na tathā mamatālambi-
tat — therefore; rāja-indra — O best of kings; yathā — as; snehaḥ — the affection; sva-svaka — of each individual; ātmani — for the self; dehinām — of the embodied beings; na — not; tathā — thus; mamatā-ālambi — for that which one identifies with as his possessions; putra — sons; vitta — wealth; gṛha — homes; ādiṣu — and so on.
For this reason, O best of kings, the embodied soul is self-centered: he is more attached to his own body and self than to his so-called possessions like children, wealth and home.

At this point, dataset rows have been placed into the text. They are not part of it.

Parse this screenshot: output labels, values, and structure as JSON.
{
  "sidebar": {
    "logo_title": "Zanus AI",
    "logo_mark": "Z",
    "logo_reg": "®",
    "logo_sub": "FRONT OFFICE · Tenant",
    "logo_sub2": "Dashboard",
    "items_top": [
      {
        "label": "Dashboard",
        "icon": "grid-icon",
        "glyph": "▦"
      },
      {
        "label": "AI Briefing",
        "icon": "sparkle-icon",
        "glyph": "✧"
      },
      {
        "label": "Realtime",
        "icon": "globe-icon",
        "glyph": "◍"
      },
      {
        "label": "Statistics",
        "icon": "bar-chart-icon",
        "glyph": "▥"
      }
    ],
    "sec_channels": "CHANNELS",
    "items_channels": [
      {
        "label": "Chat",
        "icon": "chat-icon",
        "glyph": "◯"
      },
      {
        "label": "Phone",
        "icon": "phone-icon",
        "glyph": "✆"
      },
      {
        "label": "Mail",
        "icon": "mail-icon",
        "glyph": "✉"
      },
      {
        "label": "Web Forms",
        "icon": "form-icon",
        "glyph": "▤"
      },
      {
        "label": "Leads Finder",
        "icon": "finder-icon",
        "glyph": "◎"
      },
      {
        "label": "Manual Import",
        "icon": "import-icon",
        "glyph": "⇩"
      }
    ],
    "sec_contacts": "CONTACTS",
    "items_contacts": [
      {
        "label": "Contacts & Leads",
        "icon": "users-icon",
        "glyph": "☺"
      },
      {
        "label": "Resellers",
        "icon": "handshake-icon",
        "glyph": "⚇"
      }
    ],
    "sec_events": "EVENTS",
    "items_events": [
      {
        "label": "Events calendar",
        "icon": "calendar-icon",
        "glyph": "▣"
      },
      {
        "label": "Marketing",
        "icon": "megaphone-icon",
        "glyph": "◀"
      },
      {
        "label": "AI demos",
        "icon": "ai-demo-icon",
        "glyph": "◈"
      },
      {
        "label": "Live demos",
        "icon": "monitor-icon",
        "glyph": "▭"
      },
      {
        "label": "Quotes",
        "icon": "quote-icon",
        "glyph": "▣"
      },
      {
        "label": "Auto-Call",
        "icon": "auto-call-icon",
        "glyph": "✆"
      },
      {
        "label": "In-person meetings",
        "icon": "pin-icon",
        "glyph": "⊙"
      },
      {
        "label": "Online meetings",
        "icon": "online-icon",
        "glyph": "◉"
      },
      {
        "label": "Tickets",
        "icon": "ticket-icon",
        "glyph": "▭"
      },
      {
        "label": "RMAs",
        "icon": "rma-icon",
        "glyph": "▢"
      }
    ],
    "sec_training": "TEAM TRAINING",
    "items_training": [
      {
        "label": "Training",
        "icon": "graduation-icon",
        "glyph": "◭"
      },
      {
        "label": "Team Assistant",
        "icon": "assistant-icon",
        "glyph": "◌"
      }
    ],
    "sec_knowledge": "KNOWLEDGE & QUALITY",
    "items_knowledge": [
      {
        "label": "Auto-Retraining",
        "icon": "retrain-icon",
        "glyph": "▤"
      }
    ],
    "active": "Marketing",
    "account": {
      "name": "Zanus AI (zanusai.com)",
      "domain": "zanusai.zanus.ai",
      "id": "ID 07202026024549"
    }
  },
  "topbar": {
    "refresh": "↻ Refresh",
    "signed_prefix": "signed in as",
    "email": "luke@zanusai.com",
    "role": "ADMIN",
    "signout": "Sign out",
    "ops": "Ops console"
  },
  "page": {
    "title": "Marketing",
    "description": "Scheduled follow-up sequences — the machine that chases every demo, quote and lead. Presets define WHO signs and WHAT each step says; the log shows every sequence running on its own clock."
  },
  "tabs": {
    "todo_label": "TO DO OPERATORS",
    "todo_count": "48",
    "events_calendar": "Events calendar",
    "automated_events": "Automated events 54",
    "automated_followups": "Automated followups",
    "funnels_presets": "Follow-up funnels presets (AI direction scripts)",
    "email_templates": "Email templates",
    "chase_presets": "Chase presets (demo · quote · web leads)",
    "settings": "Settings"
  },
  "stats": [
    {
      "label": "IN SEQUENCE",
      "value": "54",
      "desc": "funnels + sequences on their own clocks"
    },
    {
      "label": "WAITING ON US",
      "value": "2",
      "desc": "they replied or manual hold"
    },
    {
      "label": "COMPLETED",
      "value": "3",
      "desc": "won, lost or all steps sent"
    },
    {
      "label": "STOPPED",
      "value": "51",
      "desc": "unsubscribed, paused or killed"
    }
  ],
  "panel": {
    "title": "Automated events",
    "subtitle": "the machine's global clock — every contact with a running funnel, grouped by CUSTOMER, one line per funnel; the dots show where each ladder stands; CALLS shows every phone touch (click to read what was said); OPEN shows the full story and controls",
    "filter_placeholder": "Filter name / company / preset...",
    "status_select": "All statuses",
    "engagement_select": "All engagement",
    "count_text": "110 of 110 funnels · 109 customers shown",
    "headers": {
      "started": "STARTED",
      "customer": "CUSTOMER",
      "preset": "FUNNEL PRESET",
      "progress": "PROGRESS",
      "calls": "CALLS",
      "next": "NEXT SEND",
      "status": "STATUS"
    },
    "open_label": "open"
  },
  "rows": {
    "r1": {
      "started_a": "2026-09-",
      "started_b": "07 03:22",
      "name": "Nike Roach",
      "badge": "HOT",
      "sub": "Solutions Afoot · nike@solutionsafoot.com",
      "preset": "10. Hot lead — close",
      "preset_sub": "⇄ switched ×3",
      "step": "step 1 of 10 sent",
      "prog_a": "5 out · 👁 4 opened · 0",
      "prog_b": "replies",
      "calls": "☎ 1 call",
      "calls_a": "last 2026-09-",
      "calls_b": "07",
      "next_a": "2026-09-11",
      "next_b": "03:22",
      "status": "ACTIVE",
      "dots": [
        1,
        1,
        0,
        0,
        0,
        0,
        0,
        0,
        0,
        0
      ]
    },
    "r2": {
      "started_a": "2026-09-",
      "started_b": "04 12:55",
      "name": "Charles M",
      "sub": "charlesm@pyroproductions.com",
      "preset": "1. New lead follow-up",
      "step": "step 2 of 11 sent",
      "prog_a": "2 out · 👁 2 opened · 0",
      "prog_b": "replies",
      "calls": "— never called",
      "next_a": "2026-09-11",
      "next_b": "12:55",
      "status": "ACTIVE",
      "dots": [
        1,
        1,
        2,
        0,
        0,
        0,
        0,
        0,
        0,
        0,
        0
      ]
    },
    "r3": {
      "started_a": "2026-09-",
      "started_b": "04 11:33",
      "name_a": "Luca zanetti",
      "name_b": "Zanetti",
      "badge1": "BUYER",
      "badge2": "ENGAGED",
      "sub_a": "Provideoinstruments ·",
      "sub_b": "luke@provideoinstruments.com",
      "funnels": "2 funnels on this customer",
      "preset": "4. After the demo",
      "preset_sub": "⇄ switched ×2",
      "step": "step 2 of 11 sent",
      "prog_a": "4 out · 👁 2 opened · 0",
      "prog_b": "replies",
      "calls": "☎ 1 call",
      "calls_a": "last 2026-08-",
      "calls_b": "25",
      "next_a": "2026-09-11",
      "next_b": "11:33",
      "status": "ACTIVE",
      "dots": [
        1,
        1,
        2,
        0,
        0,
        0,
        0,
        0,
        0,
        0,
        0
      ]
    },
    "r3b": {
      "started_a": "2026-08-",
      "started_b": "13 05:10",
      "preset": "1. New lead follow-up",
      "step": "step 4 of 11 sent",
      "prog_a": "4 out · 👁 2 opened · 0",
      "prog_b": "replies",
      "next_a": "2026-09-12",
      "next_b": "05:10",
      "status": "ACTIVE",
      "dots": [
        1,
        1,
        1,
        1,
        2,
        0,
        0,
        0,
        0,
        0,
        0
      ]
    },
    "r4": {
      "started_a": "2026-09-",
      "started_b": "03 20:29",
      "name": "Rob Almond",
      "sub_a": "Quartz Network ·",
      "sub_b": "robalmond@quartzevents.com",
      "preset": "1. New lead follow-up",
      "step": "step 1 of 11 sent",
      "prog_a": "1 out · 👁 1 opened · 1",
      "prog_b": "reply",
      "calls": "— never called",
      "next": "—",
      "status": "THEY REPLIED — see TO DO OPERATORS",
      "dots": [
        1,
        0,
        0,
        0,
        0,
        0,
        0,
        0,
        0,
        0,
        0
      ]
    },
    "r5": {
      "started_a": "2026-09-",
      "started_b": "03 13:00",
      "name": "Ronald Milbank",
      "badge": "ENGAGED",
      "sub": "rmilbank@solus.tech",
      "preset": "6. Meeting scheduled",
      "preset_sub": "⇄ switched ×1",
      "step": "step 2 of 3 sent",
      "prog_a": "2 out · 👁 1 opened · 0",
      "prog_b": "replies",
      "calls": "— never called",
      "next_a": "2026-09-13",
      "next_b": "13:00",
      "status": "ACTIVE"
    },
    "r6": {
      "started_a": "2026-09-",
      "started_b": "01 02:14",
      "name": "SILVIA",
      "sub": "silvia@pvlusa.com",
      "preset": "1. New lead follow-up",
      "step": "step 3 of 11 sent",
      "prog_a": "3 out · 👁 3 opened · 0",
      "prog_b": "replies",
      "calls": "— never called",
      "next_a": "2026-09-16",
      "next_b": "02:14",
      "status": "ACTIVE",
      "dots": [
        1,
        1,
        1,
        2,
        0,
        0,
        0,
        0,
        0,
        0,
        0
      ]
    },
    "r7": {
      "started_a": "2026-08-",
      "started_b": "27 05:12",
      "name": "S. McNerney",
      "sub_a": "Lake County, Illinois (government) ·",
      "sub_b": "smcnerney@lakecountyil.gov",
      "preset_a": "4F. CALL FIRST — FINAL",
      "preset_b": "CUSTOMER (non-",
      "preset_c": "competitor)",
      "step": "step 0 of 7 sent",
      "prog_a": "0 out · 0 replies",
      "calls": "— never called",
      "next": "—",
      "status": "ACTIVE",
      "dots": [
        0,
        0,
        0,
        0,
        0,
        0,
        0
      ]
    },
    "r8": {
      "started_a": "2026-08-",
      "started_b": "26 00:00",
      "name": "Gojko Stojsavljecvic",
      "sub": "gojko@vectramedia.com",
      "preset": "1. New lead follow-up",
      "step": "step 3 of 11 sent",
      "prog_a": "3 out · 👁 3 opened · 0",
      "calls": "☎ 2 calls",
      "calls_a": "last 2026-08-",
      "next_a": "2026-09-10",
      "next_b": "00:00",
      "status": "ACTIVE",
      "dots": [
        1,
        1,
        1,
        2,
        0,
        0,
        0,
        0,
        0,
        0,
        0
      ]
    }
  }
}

It is now common practice all over the world for a mother to kill her own child within the womb if the birth of that child represents any inconvenience for her. Similarly, grown children eagerly place their elderly parents in lonely institutions rather than be inconvenienced by their presence at home. These and innumerable other examples prove that people in general are more attached to their own body and self, which represent “I-ness,” than to their family and other possessions, which represent “my-ness.” Although conditioned souls are very proud of their so-called love for society, family and so forth, in reality every conditioned soul is acting on the platform of gross or subtle selfishness.